The UK Treasury Secretary Danny Alexander — who has self-assuredly accepted his mocking nickname of the Ginger Rodent — was guest of honour at a gala dinner last night put on by Islington Liberal Democrats at Fredericks Restaurant in Camden Passage. He set out some of the achievements of LibDems in government, including the forthcoming rise in the income tax threshold to £10,000, and confirmed the fact that many Labour-run councils are cutting some frontline services unnecessarily, either because they are sitting on banked resources which they could spend, or because they are deliberately exacerbating public resentment at central government cutbacks (which were themselves the result of over-spending by Labour for years) by making cuts that will hurt. Danny restated his own deep commitment to European integration and reminded people how the LibDems have managed to help tame the rabid Eurosceptic Tory right. He looked forward to some robust debates at the Liberal Democrats’ spring conference in Sheffield this weekend — though delegates are likely to have the gauntlet of Trots and other protestors who argue that the party has sold out.

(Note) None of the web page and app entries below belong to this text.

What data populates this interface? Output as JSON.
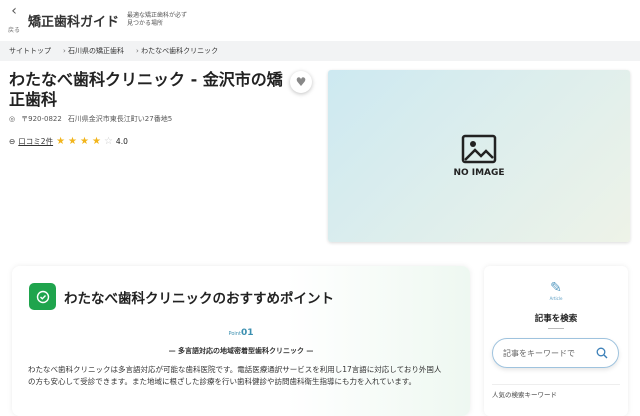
{
  "header": {
    "back_label": "戻る",
    "logo": "矯正歯科ガイド",
    "tagline": "最適な矯正歯科が必ず見つかる場所"
  },
  "breadcrumb": [
    "サイトトップ",
    "石川県の矯正歯科",
    "わたなべ歯科クリニック"
  ],
  "clinic": {
    "title": "わたなべ歯科クリニック - 金沢市の矯正歯科",
    "postal": "〒920-0822",
    "address": "石川県金沢市東長江町い27番地5",
    "reviews_link": "口コミ2件",
    "rating": 4.0,
    "rating_text": "4.0",
    "no_image": "NO IMAGE"
  },
  "recommend": {
    "heading": "わたなべ歯科クリニックのおすすめポイント",
    "point_label": "Point",
    "point_num": "01",
    "point_title": "多言語対応の地域密着型歯科クリニック",
    "body": "わたなべ歯科クリニックは多言語対応が可能な歯科医院です。電話医療通訳サービスを利用し17言語に対応しており外国人の方も安心して受診できます。また地域に根ざした診療を行い歯科健診や訪問歯科衛生指導にも力を入れています。"
  },
  "sidebar": {
    "article_label": "Article",
    "heading": "記事を検索",
    "search_placeholder": "記事をキーワードで",
    "popular": "人気の検索キーワード"
  },
  "colors": {
    "accent_green": "#1fa44d",
    "star": "#f2b51c"
  }
}
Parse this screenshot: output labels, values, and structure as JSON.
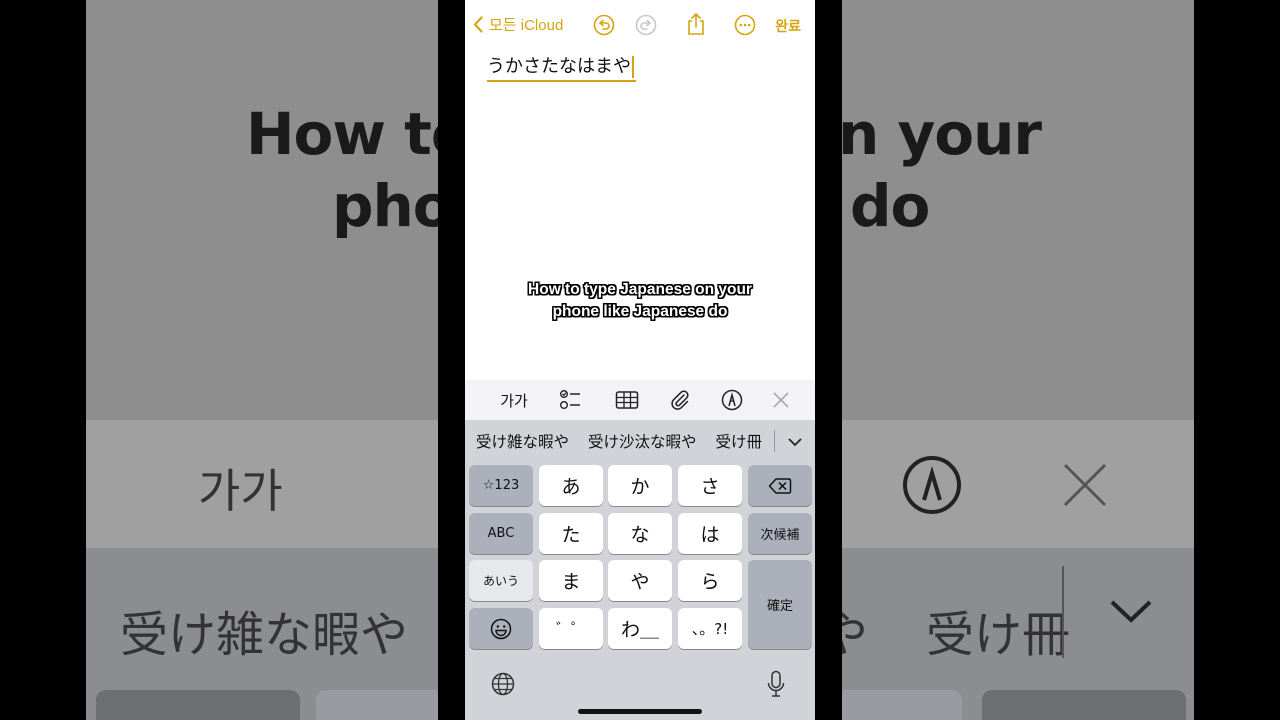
{
  "app": {
    "back_label": "모든 iCloud",
    "done_label": "완료",
    "icons": [
      "chevron-left-icon",
      "undo-icon",
      "redo-icon",
      "share-icon",
      "more-icon"
    ]
  },
  "note": {
    "text": "うかさたなはまや"
  },
  "caption": {
    "line1": "How to type Japanese on your",
    "line2": "phone like Japanese do"
  },
  "background": {
    "title_left_1": "How to",
    "title_left_2": "phon",
    "title_right_1": "n your",
    "title_right_2": "do",
    "format_label": "가가",
    "candidates_left": "受け雑な暇や",
    "cand_right_1": "や",
    "cand_right_2": "受け冊"
  },
  "toolbar": {
    "format_label": "가가",
    "icons": [
      "checklist-icon",
      "table-icon",
      "attachment-icon",
      "markup-pen-icon",
      "close-icon"
    ]
  },
  "keyboard": {
    "candidates": [
      "受け雑な暇や",
      "受け沙汰な暇や",
      "受け冊"
    ],
    "keys": {
      "k123": "☆123",
      "abc": "ABC",
      "aiu": "あいう",
      "a": "あ",
      "ka": "か",
      "sa": "さ",
      "ta": "た",
      "na": "な",
      "ha": "は",
      "ma": "ま",
      "ya": "や",
      "ra": "ら",
      "dakuten": "゛゜",
      "wa": "わ＿",
      "punct": "、。?!",
      "next_candidate": "次候補",
      "confirm": "確定"
    }
  }
}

Posted by jonathanfryer on Saturday, 5th March, 2011
As was widely expected, Sir Peter Soulsby was today selected as Labour’s candidate in the forthcoming mayoral elections in Leicester — a position which he must have a strong chance of winning, as he has been MP for Leicester South for the past six years, was a leading city councillor for years and Labour is riding high in the polls. But if the name Leicester South rings bells in the public’s minds it is probably because in 2004 there was another by-election in that constituency, which was won by the Liberal Democrat candidate Parmjit Gill, who certainly benefited from the anger at Tony Blair’s taking Britain into the Iraq War. He failed to hold the seat at the general election less than a year later, but that should not dissuade the Liberal Democrats from taking this by-election seriously. In other words, fighting it hard, not putting up a token campaign (despite having an excellent candidate in Dominic Carman) at Barnsley Central. As was shown at Oldham East and Saddleworth in January, the party can perform extremely well, even in the current climate. This opportunity must not be missed, not least to show the media that the LibDems are not a busted flush, as Labour is spinning.